[Data extracted from a collection]
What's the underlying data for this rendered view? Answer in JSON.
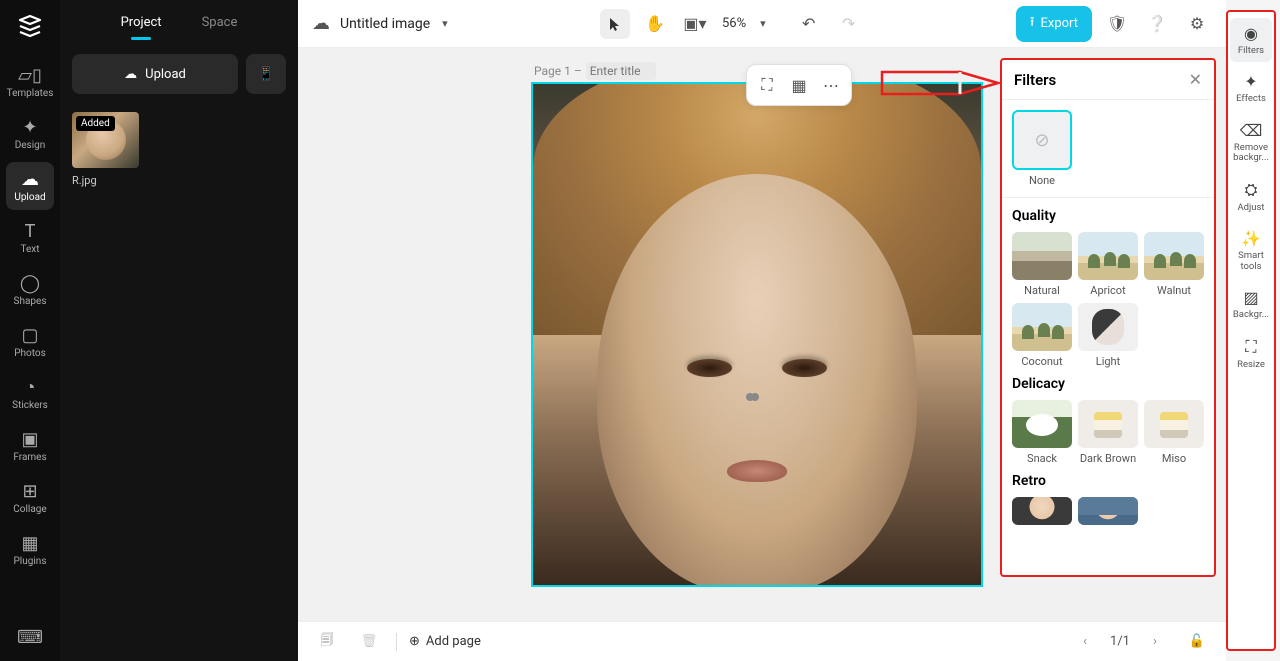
{
  "leftRail": [
    {
      "id": "templates",
      "label": "Templates"
    },
    {
      "id": "design",
      "label": "Design"
    },
    {
      "id": "upload",
      "label": "Upload",
      "active": true
    },
    {
      "id": "text",
      "label": "Text"
    },
    {
      "id": "shapes",
      "label": "Shapes"
    },
    {
      "id": "photos",
      "label": "Photos"
    },
    {
      "id": "stickers",
      "label": "Stickers"
    },
    {
      "id": "frames",
      "label": "Frames"
    },
    {
      "id": "collage",
      "label": "Collage"
    },
    {
      "id": "plugins",
      "label": "Plugins"
    }
  ],
  "sideTabs": {
    "project": "Project",
    "space": "Space"
  },
  "uploadBtn": "Upload",
  "media": {
    "badge": "Added",
    "name": "R.jpg"
  },
  "docTitle": "Untitled image",
  "zoom": "56%",
  "exportLabel": "Export",
  "pageLabel": "Page 1 –",
  "pageTitlePlaceholder": "Enter title",
  "addPage": "Add page",
  "pageCounter": "1/1",
  "filtersPanel": {
    "title": "Filters",
    "none": "None",
    "sections": [
      {
        "title": "Quality",
        "items": [
          "Natural",
          "Apricot",
          "Walnut",
          "Coconut",
          "Light"
        ]
      },
      {
        "title": "Delicacy",
        "items": [
          "Snack",
          "Dark Brown",
          "Miso"
        ]
      },
      {
        "title": "Retro",
        "items": [
          "",
          ""
        ]
      }
    ]
  },
  "rightRail": [
    {
      "id": "filters",
      "label": "Filters",
      "active": true
    },
    {
      "id": "effects",
      "label": "Effects"
    },
    {
      "id": "removebg",
      "label": "Remove backgr..."
    },
    {
      "id": "adjust",
      "label": "Adjust"
    },
    {
      "id": "smart",
      "label": "Smart tools"
    },
    {
      "id": "backgr",
      "label": "Backgr..."
    },
    {
      "id": "resize",
      "label": "Resize"
    }
  ]
}
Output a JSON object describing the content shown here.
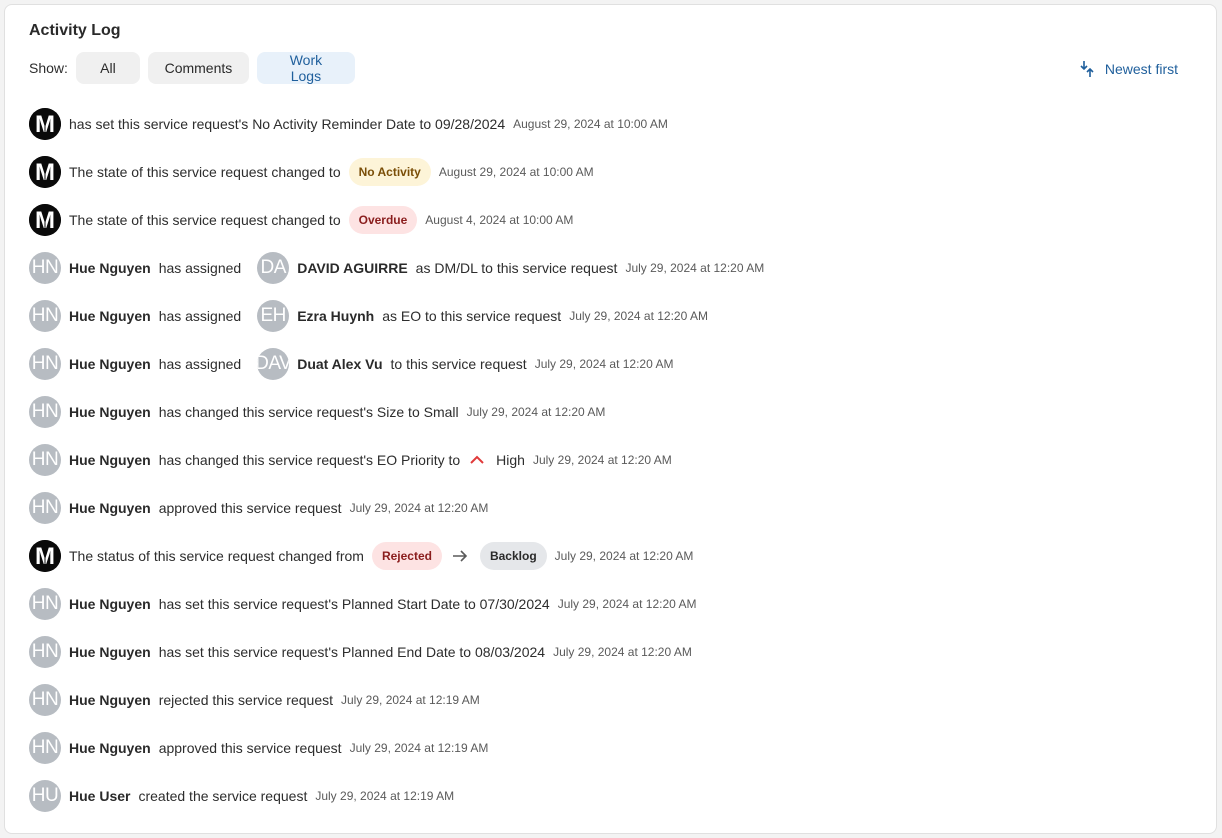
{
  "title": "Activity Log",
  "filter": {
    "show_label": "Show:",
    "all": "All",
    "comments": "Comments",
    "work_logs": "Work Logs",
    "active": "Work Logs"
  },
  "sort": {
    "label": "Newest first",
    "icon": "sort-arrows-icon"
  },
  "colors": {
    "accent": "#1f5f9c",
    "avatar_gray": "#b7bcc2",
    "no_activity_bg": "#fdf4d8",
    "overdue_bg": "#fde3e3",
    "backlog_bg": "#e5e7ea",
    "priority_high": "#e03a3a"
  },
  "entries": [
    {
      "text": "has set this service request's No Activity Reminder Date to 09/28/2024",
      "ts": "August 29, 2024 at 10:00 AM"
    },
    {
      "text": "The state of this service request changed to",
      "badge": "No Activity",
      "ts": "August 29, 2024 at 10:00 AM"
    },
    {
      "text": "The state of this service request changed to",
      "badge": "Overdue",
      "ts": "August 4, 2024 at 10:00 AM"
    },
    {
      "avatar": "HN",
      "name": "Hue Nguyen",
      "text": "has assigned",
      "assignee_avatar": "DA",
      "assignee": "DAVID AGUIRRE",
      "text2": "as DM/DL to this service request",
      "ts": "July 29, 2024 at 12:20 AM"
    },
    {
      "avatar": "HN",
      "name": "Hue Nguyen",
      "text": "has assigned",
      "assignee_avatar": "EH",
      "assignee": "Ezra Huynh",
      "text2": "as EO to this service request",
      "ts": "July 29, 2024 at 12:20 AM"
    },
    {
      "avatar": "HN",
      "name": "Hue Nguyen",
      "text": "has assigned",
      "assignee_avatar": "DAV",
      "assignee": "Duat Alex Vu",
      "text2": "to this service request",
      "ts": "July 29, 2024 at 12:20 AM"
    },
    {
      "avatar": "HN",
      "name": "Hue Nguyen",
      "text": "has changed this service request's Size to Small",
      "ts": "July 29, 2024 at 12:20 AM"
    },
    {
      "avatar": "HN",
      "name": "Hue Nguyen",
      "text": "has changed this service request's EO Priority to",
      "priority": "High",
      "ts": "July 29, 2024 at 12:20 AM"
    },
    {
      "avatar": "HN",
      "name": "Hue Nguyen",
      "text": "approved this service request",
      "ts": "July 29, 2024 at 12:20 AM"
    },
    {
      "text": "The status of this service request changed from",
      "from": "Rejected",
      "to": "Backlog",
      "ts": "July 29, 2024 at 12:20 AM"
    },
    {
      "avatar": "HN",
      "name": "Hue Nguyen",
      "text": "has set this service request's Planned Start Date to 07/30/2024",
      "ts": "July 29, 2024 at 12:20 AM"
    },
    {
      "avatar": "HN",
      "name": "Hue Nguyen",
      "text": "has set this service request's Planned End Date to 08/03/2024",
      "ts": "July 29, 2024 at 12:20 AM"
    },
    {
      "avatar": "HN",
      "name": "Hue Nguyen",
      "text": "rejected this service request",
      "ts": "July 29, 2024 at 12:19 AM"
    },
    {
      "avatar": "HN",
      "name": "Hue Nguyen",
      "text": "approved this service request",
      "ts": "July 29, 2024 at 12:19 AM"
    },
    {
      "avatar": "HU",
      "name": "Hue User",
      "text": "created the service request",
      "ts": "July 29, 2024 at 12:19 AM"
    }
  ]
}
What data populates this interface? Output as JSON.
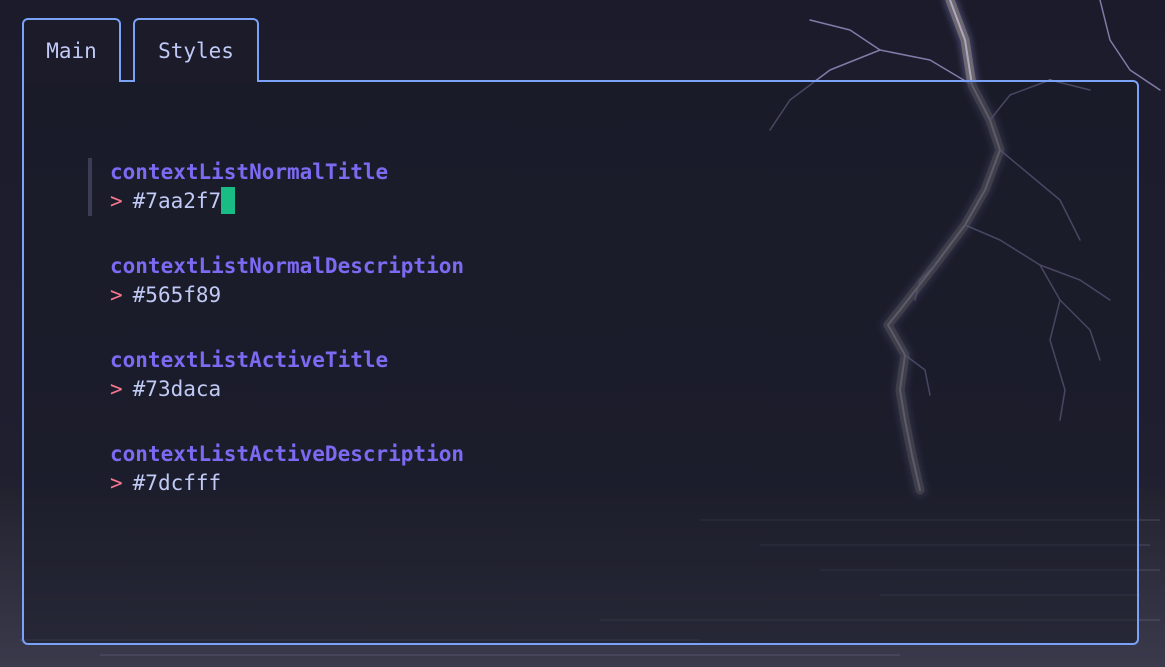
{
  "tabs": [
    {
      "label": "Main",
      "active": false
    },
    {
      "label": "Styles",
      "active": true
    }
  ],
  "styles": {
    "prompt_symbol": ">",
    "entries": [
      {
        "key": "contextListNormalTitle",
        "value": "#7aa2f7",
        "selected": true
      },
      {
        "key": "contextListNormalDescription",
        "value": "#565f89",
        "selected": false
      },
      {
        "key": "contextListActiveTitle",
        "value": "#73daca",
        "selected": false
      },
      {
        "key": "contextListActiveDescription",
        "value": "#7dcfff",
        "selected": false
      }
    ]
  },
  "colors": {
    "border": "#7aa2f7",
    "key_text": "#7c6af2",
    "prompt": "#f7768e",
    "value_text": "#c0caf5",
    "cursor": "#1abc86",
    "selection_bar": "#3b3d57",
    "background": "#1b1b2a"
  }
}
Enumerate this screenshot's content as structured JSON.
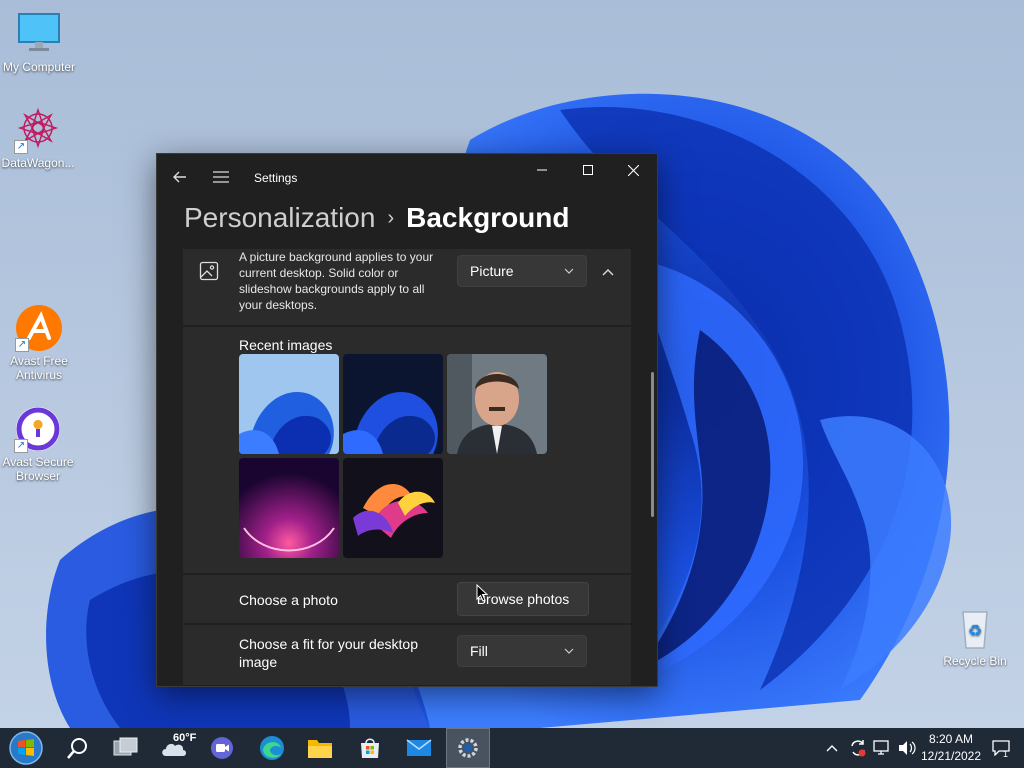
{
  "desktop": {
    "icons": [
      {
        "label": "My Computer"
      },
      {
        "label": "DataWagon..."
      },
      {
        "label": "Avast Free Antivirus"
      },
      {
        "label": "Avast Secure Browser"
      },
      {
        "label": "Recycle Bin"
      }
    ]
  },
  "window": {
    "title": "Settings",
    "breadcrumb_parent": "Personalization",
    "breadcrumb_separator": "›",
    "breadcrumb_current": "Background",
    "background_description": "A picture background applies to your current desktop. Solid color or slideshow backgrounds apply to all your desktops.",
    "background_type": "Picture",
    "recent_images_label": "Recent images",
    "recent_images": [
      "bloom-light",
      "bloom-dark",
      "portrait",
      "purple-glow",
      "colorful-ribbon"
    ],
    "choose_photo_label": "Choose a photo",
    "browse_button": "Browse photos",
    "fit_label": "Choose a fit for your desktop image",
    "fit_value": "Fill"
  },
  "taskbar": {
    "weather_temp": "60°F",
    "time": "8:20 AM",
    "date": "12/21/2022",
    "notification_count": "1"
  },
  "colors": {
    "window_bg": "#202020",
    "card_bg": "#2b2b2b",
    "taskbar_bg": "#1f2a36"
  }
}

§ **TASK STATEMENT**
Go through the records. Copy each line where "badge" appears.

§ **RESULT BELOW**
    "badge": "Added",
      "badge": "No Activity",
      "badge": "Overdue",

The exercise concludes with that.